-- Dataset extract follows --

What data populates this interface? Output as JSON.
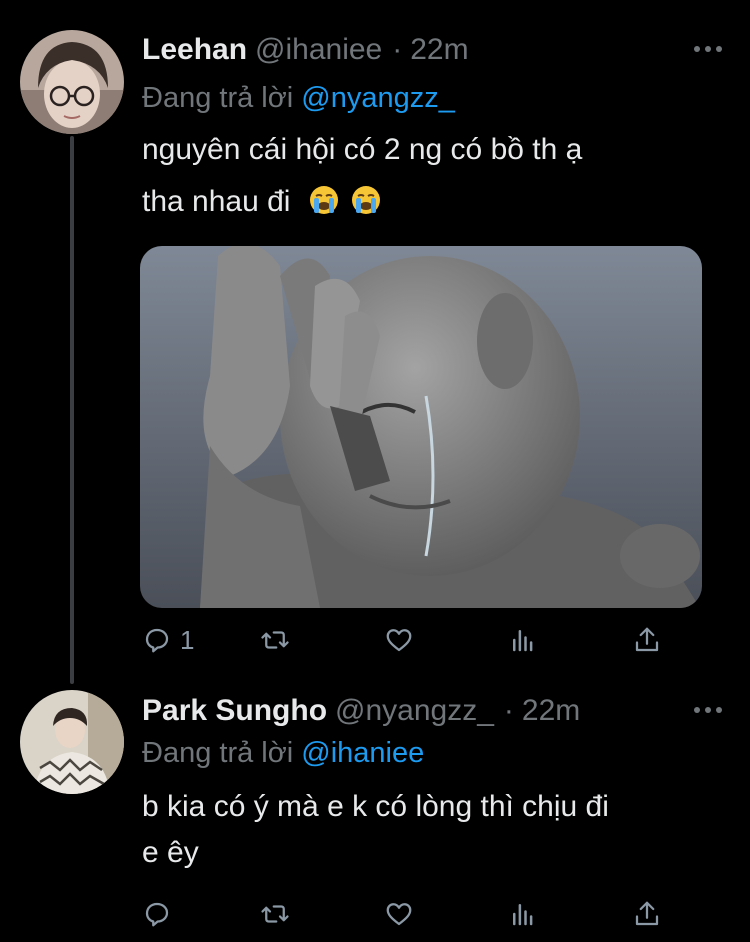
{
  "tweets": [
    {
      "name": "Leehan",
      "handle": "@ihaniee",
      "separator": "·",
      "time": "22m",
      "replying_prefix": "Đang trả lời",
      "replying_to": "@nyangzz_",
      "text_line1": "nguyên cái hội có 2 ng có bồ th ạ",
      "text_line2": "tha nhau đi",
      "emojis": [
        "loudly-crying-face",
        "loudly-crying-face"
      ],
      "reply_count": "1"
    },
    {
      "name": "Park Sungho",
      "handle": "@nyangzz_",
      "separator": "·",
      "time": "22m",
      "replying_prefix": "Đang trả lời",
      "replying_to": "@ihaniee",
      "text_line1": "b kia có ý mà e k có lòng thì chịu đi",
      "text_line2": "e êy",
      "reply_count": ""
    }
  ],
  "colors": {
    "background": "#000000",
    "text": "#e7e9ea",
    "secondary": "#71767b",
    "accent": "#1d9bf0"
  },
  "icons": [
    "reply-icon",
    "retweet-icon",
    "like-icon",
    "analytics-icon",
    "share-icon",
    "more-icon"
  ]
}
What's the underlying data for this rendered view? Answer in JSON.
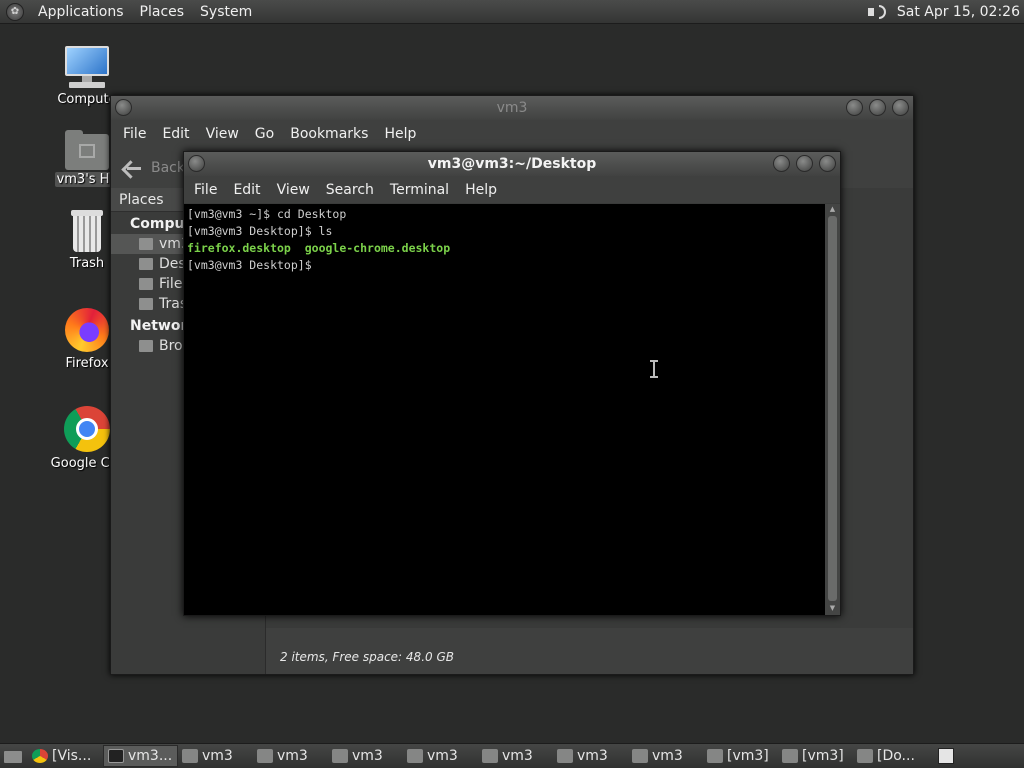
{
  "top_panel": {
    "menus": [
      "Applications",
      "Places",
      "System"
    ],
    "clock": "Sat Apr 15, 02:26"
  },
  "desktop_icons": [
    {
      "label": "Compute",
      "icon": "computer-icon"
    },
    {
      "label": "vm3's Ho",
      "icon": "home-folder-icon"
    },
    {
      "label": "Trash",
      "icon": "trash-icon"
    },
    {
      "label": "Firefox",
      "icon": "firefox-icon"
    },
    {
      "label": "Google Chr",
      "icon": "chrome-icon"
    }
  ],
  "file_manager": {
    "title": "vm3",
    "menu": [
      "File",
      "Edit",
      "View",
      "Go",
      "Bookmarks",
      "Help"
    ],
    "back_label": "Back",
    "places_header": "Places",
    "sidebar": {
      "computer_section": "Compute",
      "items": [
        "vm3",
        "Des",
        "File",
        "Tras"
      ],
      "network_section": "Network",
      "network_items": [
        "Bro"
      ]
    },
    "status": "2 items, Free space: 48.0 GB"
  },
  "terminal": {
    "title": "vm3@vm3:~/Desktop",
    "menu": [
      "File",
      "Edit",
      "View",
      "Search",
      "Terminal",
      "Help"
    ],
    "lines": [
      "[vm3@vm3 ~]$ cd Desktop",
      "[vm3@vm3 Desktop]$ ls",
      "",
      "[vm3@vm3 Desktop]$ "
    ],
    "ls_output": [
      "firefox.desktop",
      "google-chrome.desktop"
    ]
  },
  "taskbar": {
    "tasks": [
      "[Vis...",
      "vm3...",
      "vm3",
      "vm3",
      "vm3",
      "vm3",
      "vm3",
      "vm3",
      "vm3",
      "[vm3]",
      "[vm3]",
      "[Do..."
    ]
  },
  "colors": {
    "terminal_bg": "#000000",
    "ls_green": "#7bd14a",
    "panel": "#3c3d3c"
  }
}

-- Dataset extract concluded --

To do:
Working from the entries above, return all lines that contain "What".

Task response:
What data populates this interface? Output as JSON.
What's the underlying data for this rendered view? Answer in JSON.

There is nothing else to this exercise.